- Many patients have irritation and sores over the bridge of the nose. Getting a properly fitted and cushioned mask can help reduce this problem.
- Eye irritation or conjunctivitis.
- Upper respiratory infections. It is very important to keep the unit clean.
- Patients may also feel temporary chest muscle discomfort, which is caused by an increase in lung volume.
- Severe side effects are very rare but may include heart rhythm disorders (arrhythmias), severe nose bleeding, and air pockets in the skull.
- In addition to initial difficulties with its use, the fixed CPAP needs to be periodically readjusted. Patients can be trained to adjust the CPAP at home, thereby avoiding trips to the sleep professional for machine adjustments and making the process more convenient.

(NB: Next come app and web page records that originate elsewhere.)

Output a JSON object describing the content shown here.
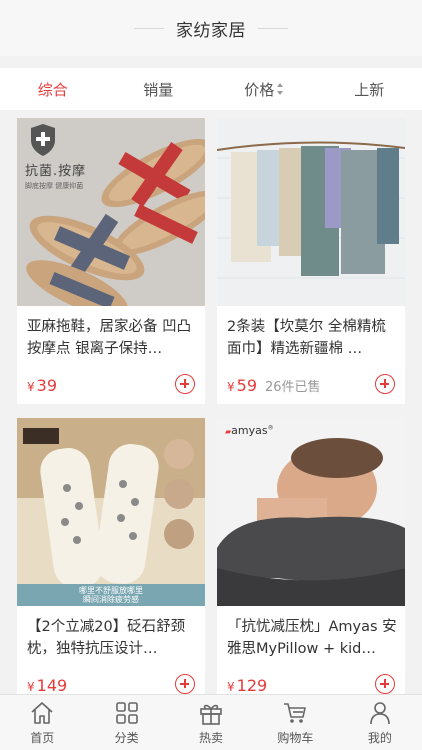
{
  "header": {
    "title": "家纺家居"
  },
  "tabs": [
    {
      "label": "综合",
      "active": true
    },
    {
      "label": "销量",
      "active": false
    },
    {
      "label": "价格",
      "active": false
    },
    {
      "label": "上新",
      "active": false
    }
  ],
  "products": [
    {
      "name": "亚麻拖鞋，居家必备 凹凸按摩点 银离子保持…",
      "price_symbol": "¥",
      "price": "39",
      "sold": "",
      "badge_title": "抗菌.按摩",
      "badge_sub": "脚底按摩 健康抑菌"
    },
    {
      "name": "2条装【坎莫尔 全棉精梳面巾】精选新疆棉 …",
      "price_symbol": "¥",
      "price": "59",
      "sold": "26件已售"
    },
    {
      "name": "【2个立减20】砭石舒颈枕，独特抗压设计…",
      "price_symbol": "¥",
      "price": "149",
      "sold": "",
      "img_caption_1": "哪里不舒服放哪里",
      "img_caption_2": "瞬间消除疲劳感"
    },
    {
      "name": "「抗忧减压枕」Amyas 安雅思MyPillow + kid…",
      "price_symbol": "¥",
      "price": "129",
      "sold": "",
      "brand": "amyas"
    }
  ],
  "bottom_nav": [
    {
      "label": "首页",
      "icon": "home-icon"
    },
    {
      "label": "分类",
      "icon": "grid-icon"
    },
    {
      "label": "热卖",
      "icon": "gift-icon"
    },
    {
      "label": "购物车",
      "icon": "cart-icon"
    },
    {
      "label": "我的",
      "icon": "user-icon"
    }
  ],
  "colors": {
    "accent": "#e63b3b",
    "background": "#f2f2f2"
  }
}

Studies have reported that long-term compliance with CPAP systems is low, with about one-third of patients giving up the treatment. Compliance may be improving, however, due to better technologies and better education. Factors that may help include:
- Patient education and support groups

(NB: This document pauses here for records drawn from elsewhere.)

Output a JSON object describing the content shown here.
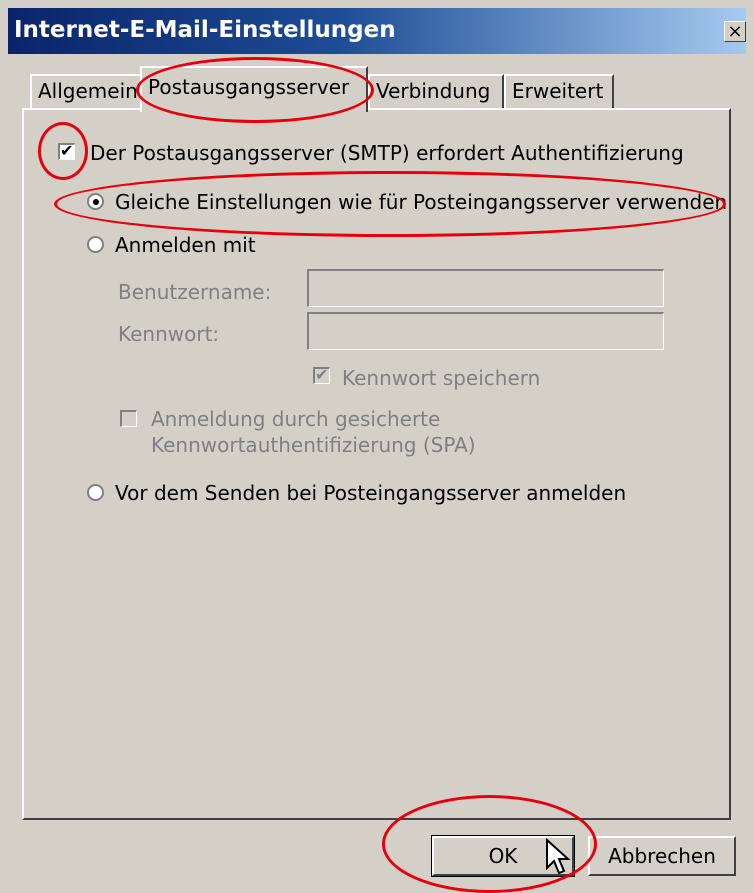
{
  "window": {
    "title": "Internet-E-Mail-Einstellungen",
    "close_glyph": "×"
  },
  "tabs": [
    {
      "label": "Allgemein"
    },
    {
      "label": "Postausgangsserver"
    },
    {
      "label": "Verbindung"
    },
    {
      "label": "Erweitert"
    }
  ],
  "smtp_auth": {
    "checked": true,
    "label": "Der Postausgangsserver (SMTP) erfordert Authentifizierung"
  },
  "options": {
    "same_settings": {
      "selected": true,
      "label": "Gleiche Einstellungen wie für Posteingangsserver verwenden"
    },
    "login_with": {
      "selected": false,
      "label": "Anmelden mit"
    },
    "login_before_send": {
      "selected": false,
      "label": "Vor dem Senden bei Posteingangsserver anmelden"
    }
  },
  "credentials": {
    "username_label": "Benutzername:",
    "username_value": "",
    "password_label": "Kennwort:",
    "password_value": "",
    "save_password": {
      "checked": true,
      "label": "Kennwort speichern"
    },
    "spa": {
      "checked": false,
      "label_line1": "Anmeldung durch gesicherte",
      "label_line2": "Kennwortauthentifizierung (SPA)"
    }
  },
  "buttons": {
    "ok": "OK",
    "cancel": "Abbrechen"
  },
  "colors": {
    "annotation": "#e8000b",
    "titlebar_start": "#0a246a",
    "titlebar_end": "#a6caf0",
    "dialog_bg": "#d4d0c8"
  }
}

- A dedicated nurse to ensure close follow-up of patients (particularly in the first 2 weeks of therapy)
- Access to doctors to make adjustments as needed
Not surprisingly, patients whose symptoms are noticeably relieved by the procedure early on are more likely to continue the therapy.

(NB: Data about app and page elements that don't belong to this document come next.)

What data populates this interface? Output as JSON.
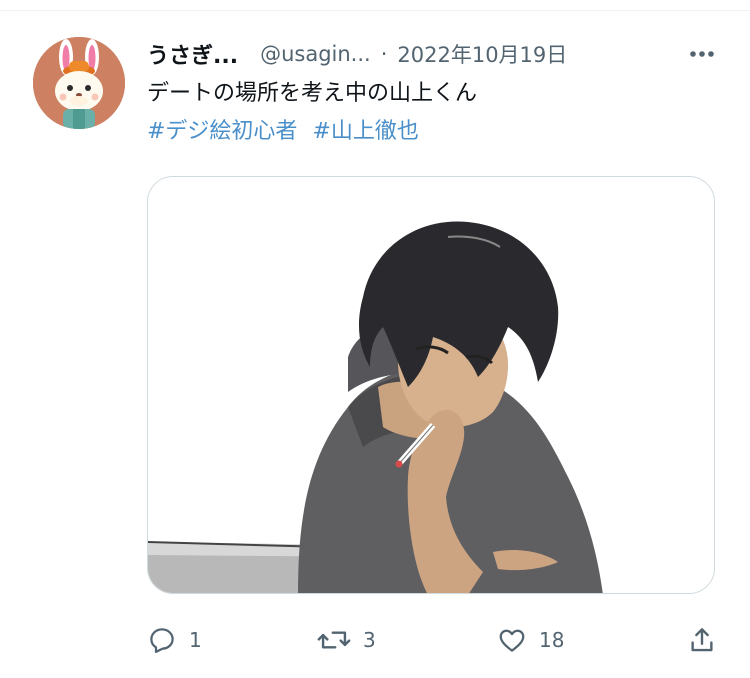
{
  "tweet": {
    "display_name": "うさぎ...",
    "handle": "@usagin...",
    "separator": "·",
    "date": "2022年10月19日",
    "text": "デートの場所を考え中の山上くん",
    "hashtags": [
      "#デジ絵初心者",
      "#山上徹也"
    ],
    "media_icon": "illustration",
    "avatar_icon": "rabbit-avatar-icon"
  },
  "actions": {
    "reply_count": "1",
    "retweet_count": "3",
    "like_count": "18"
  },
  "colors": {
    "link": "#4a8fc9",
    "secondary_text": "#536471",
    "primary_text": "#0f1419",
    "border": "#cfd9de"
  }
}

Because many patients find CPAP uncomfortable and difficult, they tend not to use it for the duration of the entire night. However, while some patients’ daytime sleepiness may improve after 4 - 6 hours of CPAP use each night, maximum benefits in quality of life require at least 7.5 hours of nightly CPAP use. It appears that longer nightly duration of CPAP use is best for achieving normal daytime functioning.
Other Related Devices
Bilevel Positive Airway Pressure. Bilevel positive airway pressure (BPAP) systems may be particularly helpful for patients with coexisting lung disease and those with excessive levels of carbon dioxide. These devices have a sensing feature that helps determine and vary the appropriate pressure depending on whether a person is breathing in or out. Greater pressure is needed on inhalation and less on exhalation. These machines are more expensive than the CPAP and may not be covered by insurance.
In general, drugs have not been very beneficial except for specific situations. Medications that treat accompanying disorders associated with sleep apnea may be helpful. The following drugs may be helpful for certain patients:
- Modafinil (Provigil), which is also used to treat narcolepsy, was approved by the FDA in 2004 as the first drug to treat the sleepiness associated with obstructive sleep apnea. However, modanifil is meant to be used in combination with -- not as a substitute for -- standard apnea treatments such as CPAP. Sleep doctors stress that patients who take modafinil should adhere to CPAP treatment as the drug treats only the symptom of sleepiness, not the underlying obstructive sleep apnea. [Modafinil can cause rare, but serious, side effects such as life-threatening rash. For more information on this drug and its side effects, see In-Depth Report #98: Narcolepsy.]
- Thyroid hormone may help sleep apnea in those with low thyroid (hypothyroidism).
Note on Sedatives. Sedatives, narcotics, antidepressants, and anti-anxiety drugs can actually worsen the breathing disturbances and arousal conditions that occur with sleep apnea. These substances cause the soft tissues in the throat to sag and diminish the body's ability to inhale. Apnea sufferers should never use sleeping pills or tranquilizers. Apnea patients undergoing surgery should be sure that their surgeons, anesthesiologists, and other doctors are aware of their sleeping disorder in considering sedatives, anesthetics, and medications taken to relieve pain due to surgery.